··· DATASET CONTENT

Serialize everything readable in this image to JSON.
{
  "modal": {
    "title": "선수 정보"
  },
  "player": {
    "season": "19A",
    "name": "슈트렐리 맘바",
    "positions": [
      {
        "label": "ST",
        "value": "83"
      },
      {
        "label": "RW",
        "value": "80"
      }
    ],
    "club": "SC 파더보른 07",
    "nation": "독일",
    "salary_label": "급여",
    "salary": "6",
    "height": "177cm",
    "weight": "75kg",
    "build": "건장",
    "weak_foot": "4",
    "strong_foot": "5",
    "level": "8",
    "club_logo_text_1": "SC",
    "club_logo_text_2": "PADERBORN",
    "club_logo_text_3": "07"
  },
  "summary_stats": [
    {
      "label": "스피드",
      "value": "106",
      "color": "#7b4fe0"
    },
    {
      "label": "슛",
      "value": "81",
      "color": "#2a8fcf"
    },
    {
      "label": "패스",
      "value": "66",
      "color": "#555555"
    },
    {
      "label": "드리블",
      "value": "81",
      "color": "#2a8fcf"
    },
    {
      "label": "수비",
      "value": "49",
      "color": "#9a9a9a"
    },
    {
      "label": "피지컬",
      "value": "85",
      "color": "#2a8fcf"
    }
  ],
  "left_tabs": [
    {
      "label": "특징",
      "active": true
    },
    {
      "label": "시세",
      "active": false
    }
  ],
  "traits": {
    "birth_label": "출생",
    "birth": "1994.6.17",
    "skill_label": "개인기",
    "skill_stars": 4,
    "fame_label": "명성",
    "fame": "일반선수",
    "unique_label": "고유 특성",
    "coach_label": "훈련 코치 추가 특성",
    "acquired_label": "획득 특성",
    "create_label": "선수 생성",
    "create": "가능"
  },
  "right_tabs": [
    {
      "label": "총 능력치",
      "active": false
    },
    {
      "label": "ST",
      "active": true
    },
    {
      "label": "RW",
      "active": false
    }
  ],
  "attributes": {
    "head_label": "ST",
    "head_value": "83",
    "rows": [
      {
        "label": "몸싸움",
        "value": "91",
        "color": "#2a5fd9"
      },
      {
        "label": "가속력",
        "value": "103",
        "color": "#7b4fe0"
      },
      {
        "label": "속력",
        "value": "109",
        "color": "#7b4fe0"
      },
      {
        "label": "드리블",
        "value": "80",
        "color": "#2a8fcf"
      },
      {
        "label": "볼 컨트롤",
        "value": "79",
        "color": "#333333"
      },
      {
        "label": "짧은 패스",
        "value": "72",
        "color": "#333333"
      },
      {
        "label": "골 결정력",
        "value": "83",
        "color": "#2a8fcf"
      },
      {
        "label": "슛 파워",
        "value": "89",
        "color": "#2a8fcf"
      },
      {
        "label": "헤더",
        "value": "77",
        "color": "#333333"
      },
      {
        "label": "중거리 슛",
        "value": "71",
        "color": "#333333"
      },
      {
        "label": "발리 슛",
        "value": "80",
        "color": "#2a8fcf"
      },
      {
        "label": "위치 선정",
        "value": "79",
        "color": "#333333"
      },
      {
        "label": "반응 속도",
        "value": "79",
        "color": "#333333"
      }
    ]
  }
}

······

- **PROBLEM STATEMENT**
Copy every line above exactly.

- **SOLUTION**
Serialize everything readable in this image to JSON.
{
  "modal": {
    "title": "선수 정보"
  },
  "player": {
    "season": "19A",
    "name": "슈트렐리 맘바",
    "positions": [
      {
        "label": "ST",
        "value": "83"
      },
      {
        "label": "RW",
        "value": "80"
      }
    ],
    "club": "SC 파더보른 07",
    "nation": "독일",
    "salary_label": "급여",
    "salary": "6",
    "height": "177cm",
    "weight": "75kg",
    "build": "건장",
    "weak_foot": "4",
    "strong_foot": "5",
    "level": "8",
    "club_logo_text_1": "SC",
    "club_logo_text_2": "PADERBORN",
    "club_logo_text_3": "07"
  },
  "summary_stats": [
    {
      "label": "스피드",
      "value": "106",
      "color": "#7b4fe0"
    },
    {
      "label": "슛",
      "value": "81",
      "color": "#2a8fcf"
    },
    {
      "label": "패스",
      "value": "66",
      "color": "#555555"
    },
    {
      "label": "드리블",
      "value": "81",
      "color": "#2a8fcf"
    },
    {
      "label": "수비",
      "value": "49",
      "color": "#9a9a9a"
    },
    {
      "label": "피지컬",
      "value": "85",
      "color": "#2a8fcf"
    }
  ],
  "left_tabs": [
    {
      "label": "특징",
      "active": true
    },
    {
      "label": "시세",
      "active": false
    }
  ],
  "traits": {
    "birth_label": "출생",
    "birth": "1994.6.17",
    "skill_label": "개인기",
    "skill_stars": 4,
    "fame_label": "명성",
    "fame": "일반선수",
    "unique_label": "고유 특성",
    "coach_label": "훈련 코치 추가 특성",
    "acquired_label": "획득 특성",
    "create_label": "선수 생성",
    "create": "가능"
  },
  "right_tabs": [
    {
      "label": "총 능력치",
      "active": false
    },
    {
      "label": "ST",
      "active": true
    },
    {
      "label": "RW",
      "active": false
    }
  ],
  "attributes": {
    "head_label": "ST",
    "head_value": "83",
    "rows": [
      {
        "label": "몸싸움",
        "value": "91",
        "color": "#2a5fd9"
      },
      {
        "label": "가속력",
        "value": "103",
        "color": "#7b4fe0"
      },
      {
        "label": "속력",
        "value": "109",
        "color": "#7b4fe0"
      },
      {
        "label": "드리블",
        "value": "80",
        "color": "#2a8fcf"
      },
      {
        "label": "볼 컨트롤",
        "value": "79",
        "color": "#333333"
      },
      {
        "label": "짧은 패스",
        "value": "72",
        "color": "#333333"
      },
      {
        "label": "골 결정력",
        "value": "83",
        "color": "#2a8fcf"
      },
      {
        "label": "슛 파워",
        "value": "89",
        "color": "#2a8fcf"
      },
      {
        "label": "헤더",
        "value": "77",
        "color": "#333333"
      },
      {
        "label": "중거리 슛",
        "value": "71",
        "color": "#333333"
      },
      {
        "label": "발리 슛",
        "value": "80",
        "color": "#2a8fcf"
      },
      {
        "label": "위치 선정",
        "value": "79",
        "color": "#333333"
      },
      {
        "label": "반응 속도",
        "value": "79",
        "color": "#333333"
      }
    ]
  }
}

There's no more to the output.